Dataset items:
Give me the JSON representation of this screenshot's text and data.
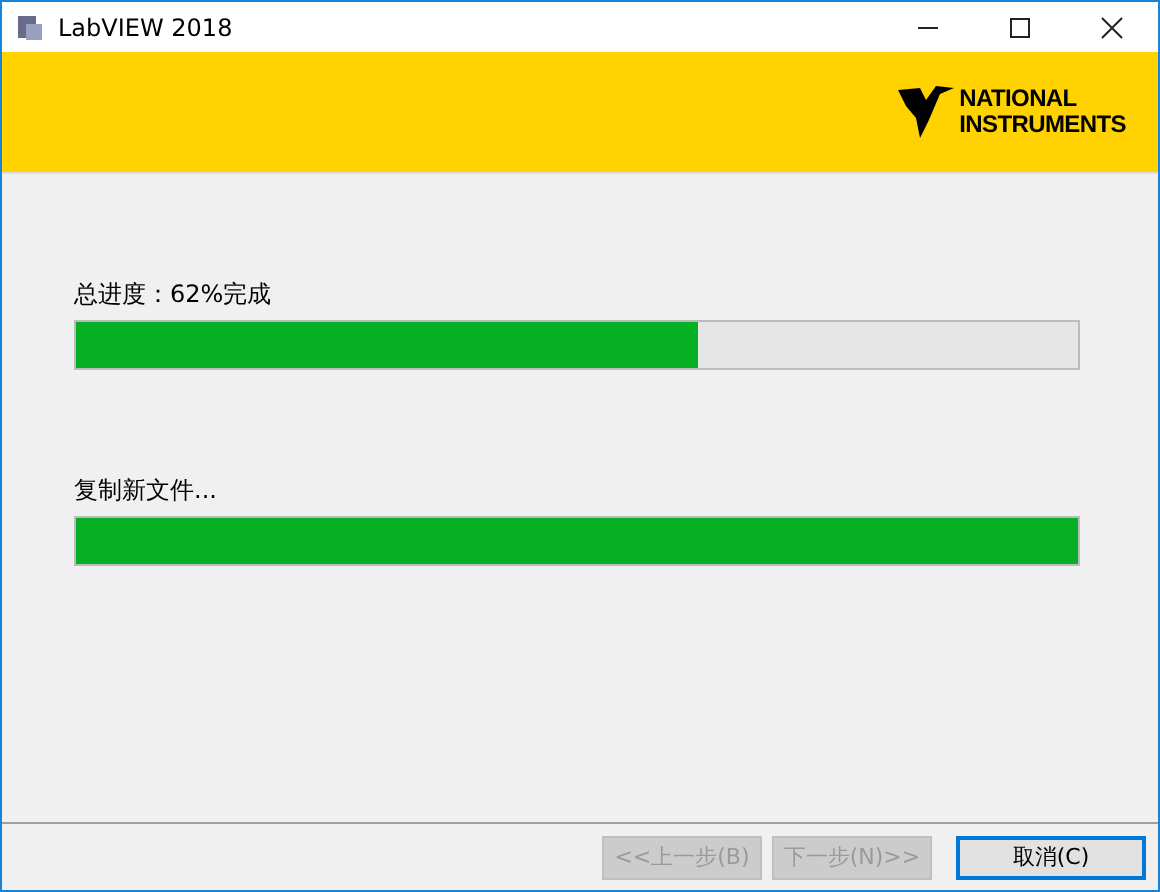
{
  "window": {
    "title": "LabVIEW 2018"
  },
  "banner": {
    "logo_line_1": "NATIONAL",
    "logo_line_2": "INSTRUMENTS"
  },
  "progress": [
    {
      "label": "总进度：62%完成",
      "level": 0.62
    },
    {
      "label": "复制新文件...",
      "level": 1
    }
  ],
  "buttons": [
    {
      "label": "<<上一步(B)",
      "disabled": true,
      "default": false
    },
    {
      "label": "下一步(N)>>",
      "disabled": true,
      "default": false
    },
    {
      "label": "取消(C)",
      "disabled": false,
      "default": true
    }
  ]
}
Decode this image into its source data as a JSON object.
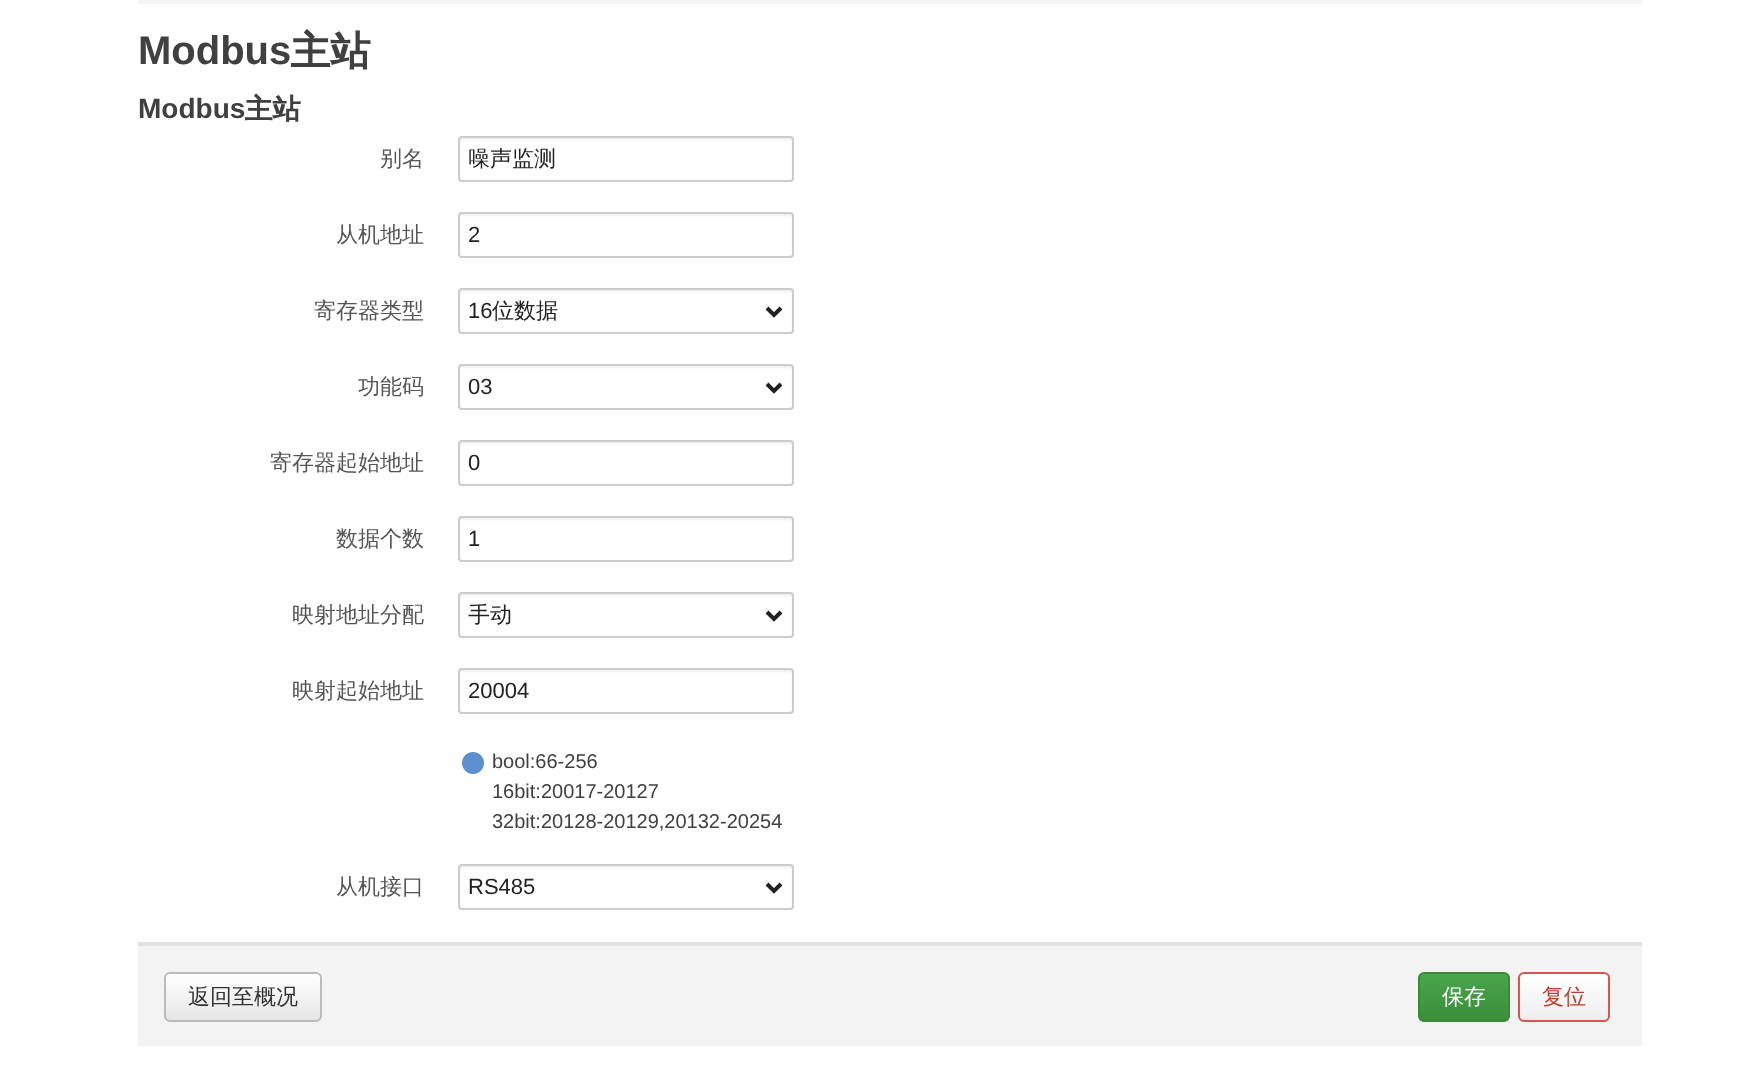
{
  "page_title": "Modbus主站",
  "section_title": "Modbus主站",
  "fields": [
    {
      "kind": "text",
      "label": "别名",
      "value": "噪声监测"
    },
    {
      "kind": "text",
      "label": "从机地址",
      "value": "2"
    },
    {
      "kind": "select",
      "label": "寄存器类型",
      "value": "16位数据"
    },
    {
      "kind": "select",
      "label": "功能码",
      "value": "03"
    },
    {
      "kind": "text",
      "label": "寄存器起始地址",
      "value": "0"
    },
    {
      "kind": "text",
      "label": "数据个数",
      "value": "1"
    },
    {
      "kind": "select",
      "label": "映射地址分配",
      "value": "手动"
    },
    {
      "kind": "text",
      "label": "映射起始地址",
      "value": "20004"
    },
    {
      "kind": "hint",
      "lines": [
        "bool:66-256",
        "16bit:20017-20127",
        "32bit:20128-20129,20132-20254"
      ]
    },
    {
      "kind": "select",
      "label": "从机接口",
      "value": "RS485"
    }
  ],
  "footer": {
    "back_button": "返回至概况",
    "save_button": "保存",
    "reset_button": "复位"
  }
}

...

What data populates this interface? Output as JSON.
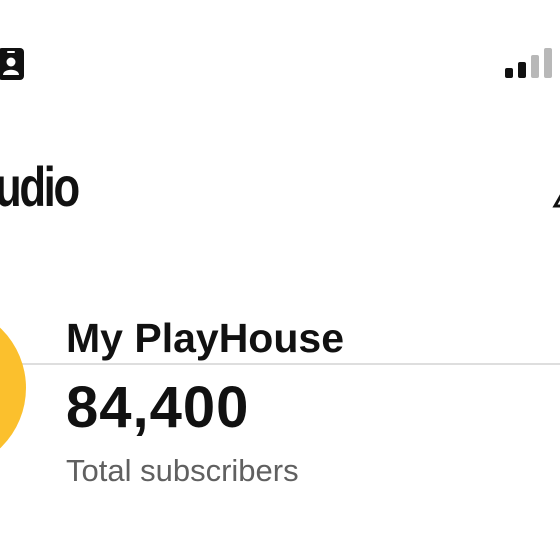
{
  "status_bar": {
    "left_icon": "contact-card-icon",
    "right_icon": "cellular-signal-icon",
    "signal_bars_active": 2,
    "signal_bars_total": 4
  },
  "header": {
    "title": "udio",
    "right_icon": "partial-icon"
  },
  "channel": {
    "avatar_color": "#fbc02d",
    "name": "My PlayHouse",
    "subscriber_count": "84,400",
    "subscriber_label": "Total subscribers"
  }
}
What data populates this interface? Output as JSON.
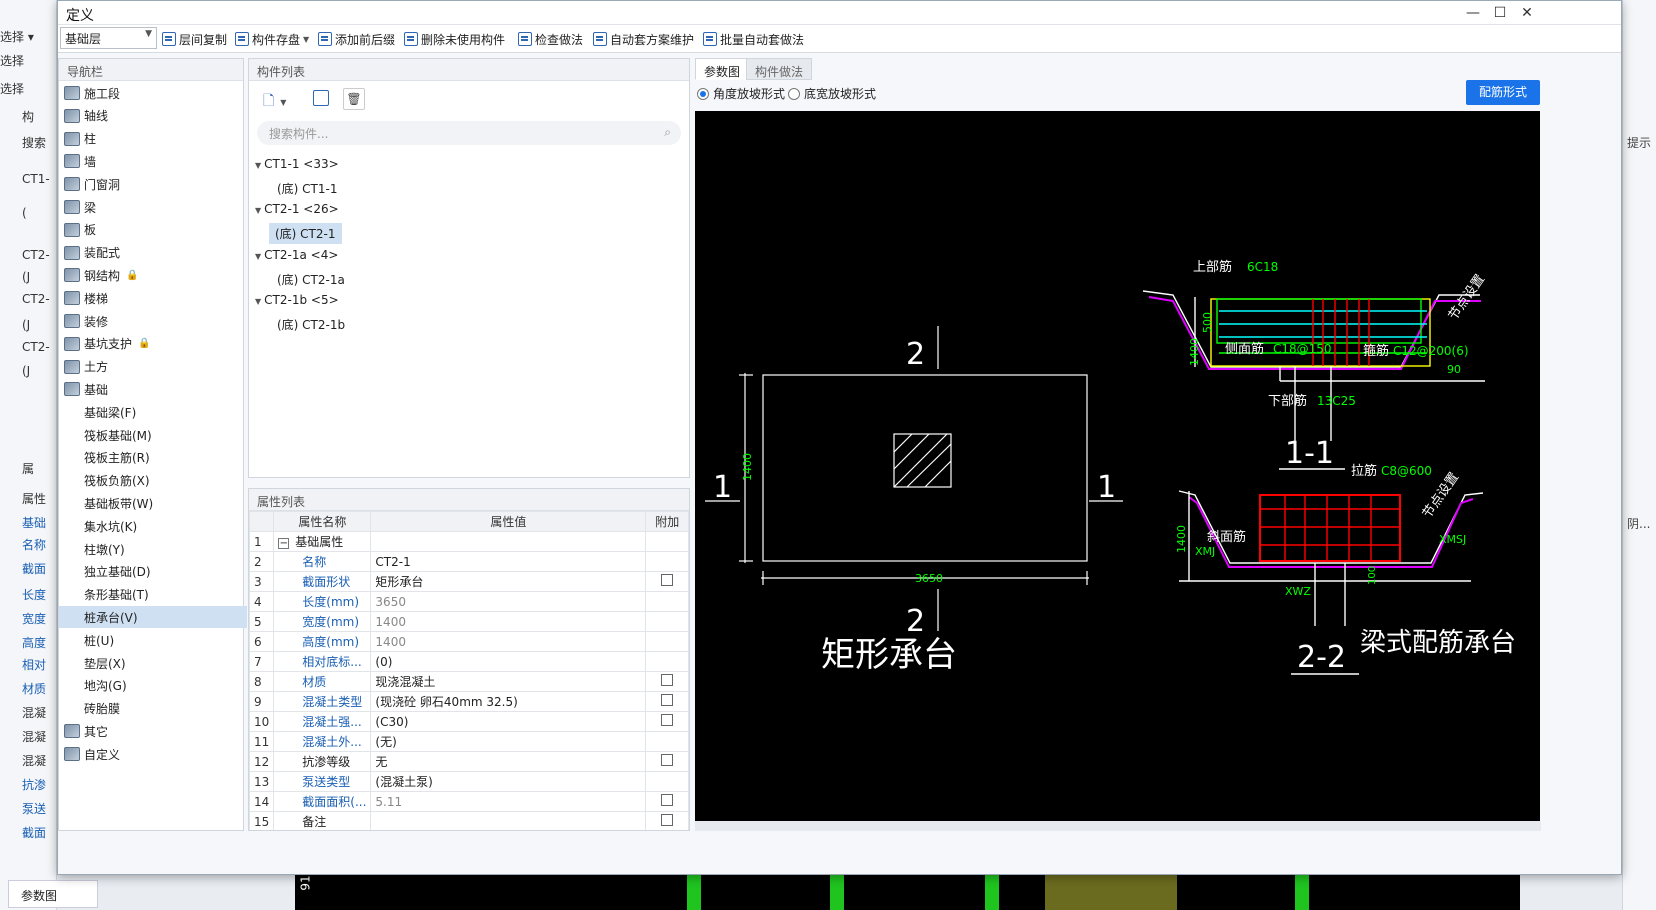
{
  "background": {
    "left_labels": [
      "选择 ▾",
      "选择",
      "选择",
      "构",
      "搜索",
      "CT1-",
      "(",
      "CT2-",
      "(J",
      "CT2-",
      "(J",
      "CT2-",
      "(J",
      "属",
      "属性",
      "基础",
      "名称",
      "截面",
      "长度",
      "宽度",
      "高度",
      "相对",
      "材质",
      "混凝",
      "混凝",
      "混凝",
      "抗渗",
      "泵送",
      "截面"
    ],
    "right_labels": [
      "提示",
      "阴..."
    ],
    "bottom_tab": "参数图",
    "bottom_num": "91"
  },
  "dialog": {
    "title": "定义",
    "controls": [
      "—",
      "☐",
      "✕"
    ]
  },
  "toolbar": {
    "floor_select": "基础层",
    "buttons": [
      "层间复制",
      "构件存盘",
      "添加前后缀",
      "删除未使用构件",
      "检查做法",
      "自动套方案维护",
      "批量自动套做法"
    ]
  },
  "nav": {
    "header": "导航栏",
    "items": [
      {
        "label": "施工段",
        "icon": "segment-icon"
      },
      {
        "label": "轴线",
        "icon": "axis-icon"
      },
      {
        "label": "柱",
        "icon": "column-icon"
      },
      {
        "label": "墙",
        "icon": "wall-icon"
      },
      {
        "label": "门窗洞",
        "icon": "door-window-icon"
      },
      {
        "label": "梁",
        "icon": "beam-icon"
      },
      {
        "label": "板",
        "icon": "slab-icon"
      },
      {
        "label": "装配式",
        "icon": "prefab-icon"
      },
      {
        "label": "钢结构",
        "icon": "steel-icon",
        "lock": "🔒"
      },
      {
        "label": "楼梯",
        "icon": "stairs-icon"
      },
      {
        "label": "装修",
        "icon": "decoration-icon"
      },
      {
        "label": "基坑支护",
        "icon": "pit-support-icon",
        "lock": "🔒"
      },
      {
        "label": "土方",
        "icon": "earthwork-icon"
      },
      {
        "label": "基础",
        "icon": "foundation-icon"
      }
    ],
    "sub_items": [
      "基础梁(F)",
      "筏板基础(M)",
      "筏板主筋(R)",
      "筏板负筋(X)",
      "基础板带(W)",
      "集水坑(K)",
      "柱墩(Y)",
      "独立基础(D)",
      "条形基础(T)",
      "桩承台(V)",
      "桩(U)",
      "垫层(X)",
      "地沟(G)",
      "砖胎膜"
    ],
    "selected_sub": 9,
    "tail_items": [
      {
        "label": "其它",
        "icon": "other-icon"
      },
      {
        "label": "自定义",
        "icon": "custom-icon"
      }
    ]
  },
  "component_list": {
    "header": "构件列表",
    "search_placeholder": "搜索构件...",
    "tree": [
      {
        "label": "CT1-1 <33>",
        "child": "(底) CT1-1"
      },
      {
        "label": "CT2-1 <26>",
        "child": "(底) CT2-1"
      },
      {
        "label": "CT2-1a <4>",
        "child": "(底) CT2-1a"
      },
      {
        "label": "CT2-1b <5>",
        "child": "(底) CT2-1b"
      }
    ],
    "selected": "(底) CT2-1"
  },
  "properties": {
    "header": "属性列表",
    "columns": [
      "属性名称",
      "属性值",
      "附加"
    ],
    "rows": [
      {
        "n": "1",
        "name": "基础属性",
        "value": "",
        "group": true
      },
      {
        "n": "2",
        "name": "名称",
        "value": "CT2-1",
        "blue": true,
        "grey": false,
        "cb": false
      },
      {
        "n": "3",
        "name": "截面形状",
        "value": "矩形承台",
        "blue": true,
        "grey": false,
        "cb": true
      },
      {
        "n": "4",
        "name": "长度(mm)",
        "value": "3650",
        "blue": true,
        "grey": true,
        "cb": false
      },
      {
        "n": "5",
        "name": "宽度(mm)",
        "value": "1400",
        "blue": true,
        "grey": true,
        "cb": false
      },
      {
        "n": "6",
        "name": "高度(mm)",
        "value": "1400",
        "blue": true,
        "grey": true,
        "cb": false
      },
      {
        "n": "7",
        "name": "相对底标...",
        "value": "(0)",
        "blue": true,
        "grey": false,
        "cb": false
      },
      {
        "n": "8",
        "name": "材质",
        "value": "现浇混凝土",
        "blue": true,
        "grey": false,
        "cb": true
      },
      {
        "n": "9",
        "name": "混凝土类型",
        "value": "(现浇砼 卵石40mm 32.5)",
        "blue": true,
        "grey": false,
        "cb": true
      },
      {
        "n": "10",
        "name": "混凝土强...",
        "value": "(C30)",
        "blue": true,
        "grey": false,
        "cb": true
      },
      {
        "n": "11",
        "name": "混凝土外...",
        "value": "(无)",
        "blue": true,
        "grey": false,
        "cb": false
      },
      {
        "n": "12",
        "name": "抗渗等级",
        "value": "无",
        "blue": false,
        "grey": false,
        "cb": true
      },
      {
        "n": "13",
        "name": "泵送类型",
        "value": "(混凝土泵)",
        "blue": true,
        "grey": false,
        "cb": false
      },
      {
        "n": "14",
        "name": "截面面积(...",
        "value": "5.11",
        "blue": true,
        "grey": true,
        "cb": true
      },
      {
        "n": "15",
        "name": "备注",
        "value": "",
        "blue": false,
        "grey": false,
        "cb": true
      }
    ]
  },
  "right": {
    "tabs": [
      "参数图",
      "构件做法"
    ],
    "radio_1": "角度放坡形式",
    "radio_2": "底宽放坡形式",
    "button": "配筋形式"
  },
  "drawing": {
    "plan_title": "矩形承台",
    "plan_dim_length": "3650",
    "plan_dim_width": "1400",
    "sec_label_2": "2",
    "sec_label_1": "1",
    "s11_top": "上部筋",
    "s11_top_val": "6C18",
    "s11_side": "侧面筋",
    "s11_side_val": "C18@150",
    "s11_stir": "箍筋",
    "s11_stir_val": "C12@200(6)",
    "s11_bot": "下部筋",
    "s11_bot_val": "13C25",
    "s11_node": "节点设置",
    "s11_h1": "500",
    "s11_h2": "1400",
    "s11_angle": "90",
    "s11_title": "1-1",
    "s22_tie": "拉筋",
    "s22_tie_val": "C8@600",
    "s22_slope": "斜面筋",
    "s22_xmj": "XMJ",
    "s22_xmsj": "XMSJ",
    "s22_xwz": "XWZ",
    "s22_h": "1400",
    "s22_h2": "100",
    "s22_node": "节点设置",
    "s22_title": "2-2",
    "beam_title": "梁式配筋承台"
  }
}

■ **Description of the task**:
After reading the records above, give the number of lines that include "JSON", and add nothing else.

■ **Result below**:
4